What you have to do:
When you retype the entries, keep each one exact and leave out the pictures.
═══ Records for the exercise
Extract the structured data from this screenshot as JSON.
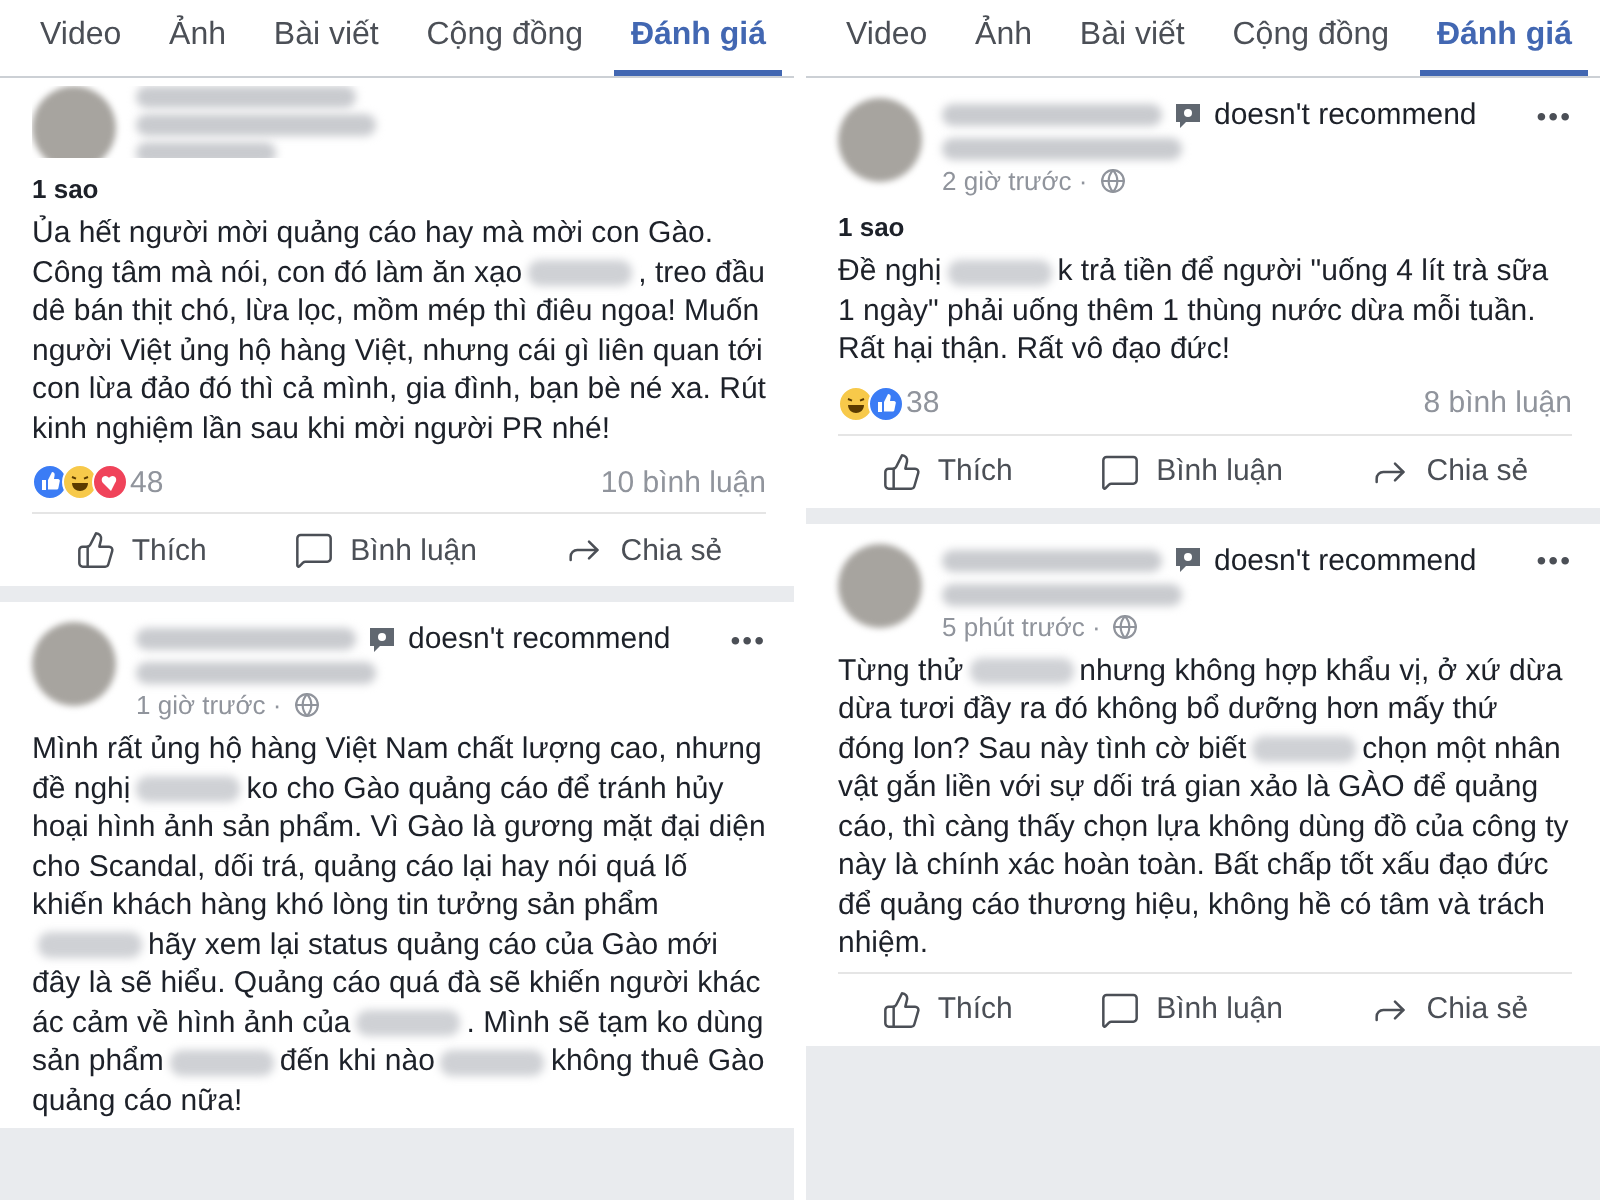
{
  "panels": [
    {
      "tabs": [
        {
          "label": "Video",
          "selected": false
        },
        {
          "label": "Ảnh",
          "selected": false
        },
        {
          "label": "Bài viết",
          "selected": false
        },
        {
          "label": "Cộng đồng",
          "selected": false
        },
        {
          "label": "Đánh giá",
          "selected": true
        }
      ],
      "reviews": [
        {
          "cut_top": true,
          "rating": "1 sao",
          "body": [
            {
              "kind": "text",
              "text": "Ủa hết người mời quảng cáo hay mà mời con Gào. Công tâm mà nói, con đó làm ăn xạo"
            },
            {
              "kind": "blur"
            },
            {
              "kind": "text",
              "text": ", treo đầu dê bán thịt chó, lừa lọc, mồm mép thì điêu ngoa! Muốn người Việt ủng hộ hàng Việt, nhưng cái gì liên quan tới con lừa đảo đó thì cả mình, gia đình, bạn bè né xa. Rút kinh nghiệm lần sau khi mời người PR nhé!"
            }
          ],
          "reactions": [
            {
              "kind": "like"
            },
            {
              "kind": "haha"
            },
            {
              "kind": "love"
            }
          ],
          "reaction_count": "48",
          "comments": "10 bình luận",
          "actions": [
            {
              "kind": "like",
              "label": "Thích"
            },
            {
              "kind": "comment",
              "label": "Bình luận"
            },
            {
              "kind": "share",
              "label": "Chia sẻ"
            }
          ]
        },
        {
          "cut_top": false,
          "verdict": "doesn't recommend",
          "more": "•••",
          "time": "1 giờ trước ·",
          "body": [
            {
              "kind": "text",
              "text": "Mình rất ủng hộ hàng Việt Nam chất lượng cao, nhưng đề nghị"
            },
            {
              "kind": "blur"
            },
            {
              "kind": "text",
              "text": "ko cho Gào quảng cáo để tránh hủy hoại hình ảnh sản phẩm. Vì Gào là gương mặt đại diện cho Scandal, dối trá, quảng cáo lại hay nói quá lố khiến khách hàng khó lòng tin tưởng sản phẩm"
            },
            {
              "kind": "blur"
            },
            {
              "kind": "text",
              "text": "hãy xem lại status quảng cáo của Gào mới đây là sẽ hiểu. Quảng cáo quá đà sẽ khiến người khác ác cảm về hình ảnh của"
            },
            {
              "kind": "blur"
            },
            {
              "kind": "text",
              "text": ". Mình sẽ tạm ko dùng sản phẩm"
            },
            {
              "kind": "blur"
            },
            {
              "kind": "text",
              "text": "đến khi nào"
            },
            {
              "kind": "blur"
            },
            {
              "kind": "text",
              "text": "không thuê Gào quảng cáo nữa!"
            }
          ]
        }
      ]
    },
    {
      "tabs": [
        {
          "label": "Video",
          "selected": false
        },
        {
          "label": "Ảnh",
          "selected": false
        },
        {
          "label": "Bài viết",
          "selected": false
        },
        {
          "label": "Cộng đồng",
          "selected": false
        },
        {
          "label": "Đánh giá",
          "selected": true
        }
      ],
      "reviews": [
        {
          "cut_top": false,
          "verdict": "doesn't recommend",
          "more": "•••",
          "time": "2 giờ trước ·",
          "rating": "1 sao",
          "body": [
            {
              "kind": "text",
              "text": "Đề nghị"
            },
            {
              "kind": "blur"
            },
            {
              "kind": "text",
              "text": "k trả tiền để người \"uống 4 lít trà sữa 1 ngày\" phải uống thêm 1 thùng nước dừa mỗi tuần. Rất hại thận. Rất vô đạo đức!"
            }
          ],
          "reactions": [
            {
              "kind": "haha"
            },
            {
              "kind": "like"
            }
          ],
          "reaction_count": "38",
          "comments": "8 bình luận",
          "actions": [
            {
              "kind": "like",
              "label": "Thích"
            },
            {
              "kind": "comment",
              "label": "Bình luận"
            },
            {
              "kind": "share",
              "label": "Chia sẻ"
            }
          ]
        },
        {
          "cut_top": false,
          "verdict": "doesn't recommend",
          "more": "•••",
          "time": "5 phút trước ·",
          "body": [
            {
              "kind": "text",
              "text": "Từng thử"
            },
            {
              "kind": "blur"
            },
            {
              "kind": "text",
              "text": "nhưng không hợp khẩu vị, ở xứ dừa dừa tươi đầy ra đó không bổ dưỡng hơn mấy thứ đóng lon? Sau này tình cờ biết"
            },
            {
              "kind": "blur"
            },
            {
              "kind": "text",
              "text": "chọn một nhân vật gắn liền với sự dối trá gian xảo là GÀO để quảng cáo, thì càng thấy chọn lựa không dùng đồ của công ty này là chính xác hoàn toàn. Bất chấp tốt xấu đạo đức để quảng cáo thương hiệu, không hề có tâm và trách nhiệm."
            }
          ],
          "actions": [
            {
              "kind": "like",
              "label": "Thích"
            },
            {
              "kind": "comment",
              "label": "Bình luận"
            },
            {
              "kind": "share",
              "label": "Chia sẻ"
            }
          ]
        }
      ]
    }
  ]
}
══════
Solution for this exercise:
Extract the structured data from this screenshot as JSON.
{
  "panels": [
    {
      "tabs": [
        {
          "label": "Video",
          "selected": false
        },
        {
          "label": "Ảnh",
          "selected": false
        },
        {
          "label": "Bài viết",
          "selected": false
        },
        {
          "label": "Cộng đồng",
          "selected": false
        },
        {
          "label": "Đánh giá",
          "selected": true
        }
      ],
      "reviews": [
        {
          "cut_top": true,
          "rating": "1 sao",
          "body": [
            {
              "kind": "text",
              "text": "Ủa hết người mời quảng cáo hay mà mời con Gào. Công tâm mà nói, con đó làm ăn xạo"
            },
            {
              "kind": "blur"
            },
            {
              "kind": "text",
              "text": ", treo đầu dê bán thịt chó, lừa lọc, mồm mép thì điêu ngoa! Muốn người Việt ủng hộ hàng Việt, nhưng cái gì liên quan tới con lừa đảo đó thì cả mình, gia đình, bạn bè né xa. Rút kinh nghiệm lần sau khi mời người PR nhé!"
            }
          ],
          "reactions": [
            {
              "kind": "like"
            },
            {
              "kind": "haha"
            },
            {
              "kind": "love"
            }
          ],
          "reaction_count": "48",
          "comments": "10 bình luận",
          "actions": [
            {
              "kind": "like",
              "label": "Thích"
            },
            {
              "kind": "comment",
              "label": "Bình luận"
            },
            {
              "kind": "share",
              "label": "Chia sẻ"
            }
          ]
        },
        {
          "cut_top": false,
          "verdict": "doesn't recommend",
          "more": "•••",
          "time": "1 giờ trước ·",
          "body": [
            {
              "kind": "text",
              "text": "Mình rất ủng hộ hàng Việt Nam chất lượng cao, nhưng đề nghị"
            },
            {
              "kind": "blur"
            },
            {
              "kind": "text",
              "text": "ko cho Gào quảng cáo để tránh hủy hoại hình ảnh sản phẩm. Vì Gào là gương mặt đại diện cho Scandal, dối trá, quảng cáo lại hay nói quá lố khiến khách hàng khó lòng tin tưởng sản phẩm"
            },
            {
              "kind": "blur"
            },
            {
              "kind": "text",
              "text": "hãy xem lại status quảng cáo của Gào mới đây là sẽ hiểu. Quảng cáo quá đà sẽ khiến người khác ác cảm về hình ảnh của"
            },
            {
              "kind": "blur"
            },
            {
              "kind": "text",
              "text": ". Mình sẽ tạm ko dùng sản phẩm"
            },
            {
              "kind": "blur"
            },
            {
              "kind": "text",
              "text": "đến khi nào"
            },
            {
              "kind": "blur"
            },
            {
              "kind": "text",
              "text": "không thuê Gào quảng cáo nữa!"
            }
          ]
        }
      ]
    },
    {
      "tabs": [
        {
          "label": "Video",
          "selected": false
        },
        {
          "label": "Ảnh",
          "selected": false
        },
        {
          "label": "Bài viết",
          "selected": false
        },
        {
          "label": "Cộng đồng",
          "selected": false
        },
        {
          "label": "Đánh giá",
          "selected": true
        }
      ],
      "reviews": [
        {
          "cut_top": false,
          "verdict": "doesn't recommend",
          "more": "•••",
          "time": "2 giờ trước ·",
          "rating": "1 sao",
          "body": [
            {
              "kind": "text",
              "text": "Đề nghị"
            },
            {
              "kind": "blur"
            },
            {
              "kind": "text",
              "text": "k trả tiền để người \"uống 4 lít trà sữa 1 ngày\" phải uống thêm 1 thùng nước dừa mỗi tuần. Rất hại thận. Rất vô đạo đức!"
            }
          ],
          "reactions": [
            {
              "kind": "haha"
            },
            {
              "kind": "like"
            }
          ],
          "reaction_count": "38",
          "comments": "8 bình luận",
          "actions": [
            {
              "kind": "like",
              "label": "Thích"
            },
            {
              "kind": "comment",
              "label": "Bình luận"
            },
            {
              "kind": "share",
              "label": "Chia sẻ"
            }
          ]
        },
        {
          "cut_top": false,
          "verdict": "doesn't recommend",
          "more": "•••",
          "time": "5 phút trước ·",
          "body": [
            {
              "kind": "text",
              "text": "Từng thử"
            },
            {
              "kind": "blur"
            },
            {
              "kind": "text",
              "text": "nhưng không hợp khẩu vị, ở xứ dừa dừa tươi đầy ra đó không bổ dưỡng hơn mấy thứ đóng lon? Sau này tình cờ biết"
            },
            {
              "kind": "blur"
            },
            {
              "kind": "text",
              "text": "chọn một nhân vật gắn liền với sự dối trá gian xảo là GÀO để quảng cáo, thì càng thấy chọn lựa không dùng đồ của công ty này là chính xác hoàn toàn. Bất chấp tốt xấu đạo đức để quảng cáo thương hiệu, không hề có tâm và trách nhiệm."
            }
          ],
          "actions": [
            {
              "kind": "like",
              "label": "Thích"
            },
            {
              "kind": "comment",
              "label": "Bình luận"
            },
            {
              "kind": "share",
              "label": "Chia sẻ"
            }
          ]
        }
      ]
    }
  ]
}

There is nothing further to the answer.